*WORK TASK*
Below are some records. Say how many of their lines include the string "icon", giving only the number.

*INFORMATION*
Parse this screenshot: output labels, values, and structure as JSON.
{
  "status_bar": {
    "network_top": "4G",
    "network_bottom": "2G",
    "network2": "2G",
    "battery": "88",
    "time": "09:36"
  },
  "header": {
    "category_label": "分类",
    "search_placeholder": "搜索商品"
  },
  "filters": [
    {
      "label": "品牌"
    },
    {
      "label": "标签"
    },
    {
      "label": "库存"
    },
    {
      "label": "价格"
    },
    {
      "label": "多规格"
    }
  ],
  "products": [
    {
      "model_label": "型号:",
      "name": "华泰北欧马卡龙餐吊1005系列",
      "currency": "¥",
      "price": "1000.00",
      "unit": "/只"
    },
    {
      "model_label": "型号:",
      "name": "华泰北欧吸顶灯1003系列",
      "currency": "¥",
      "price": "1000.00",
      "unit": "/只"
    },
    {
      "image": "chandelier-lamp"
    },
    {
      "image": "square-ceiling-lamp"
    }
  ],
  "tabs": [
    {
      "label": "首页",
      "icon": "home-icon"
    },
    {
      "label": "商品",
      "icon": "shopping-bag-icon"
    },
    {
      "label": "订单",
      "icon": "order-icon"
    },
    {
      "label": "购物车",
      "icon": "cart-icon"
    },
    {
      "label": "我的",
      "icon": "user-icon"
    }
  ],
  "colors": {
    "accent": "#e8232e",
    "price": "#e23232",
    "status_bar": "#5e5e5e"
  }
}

*WRITTEN ANSWER*
5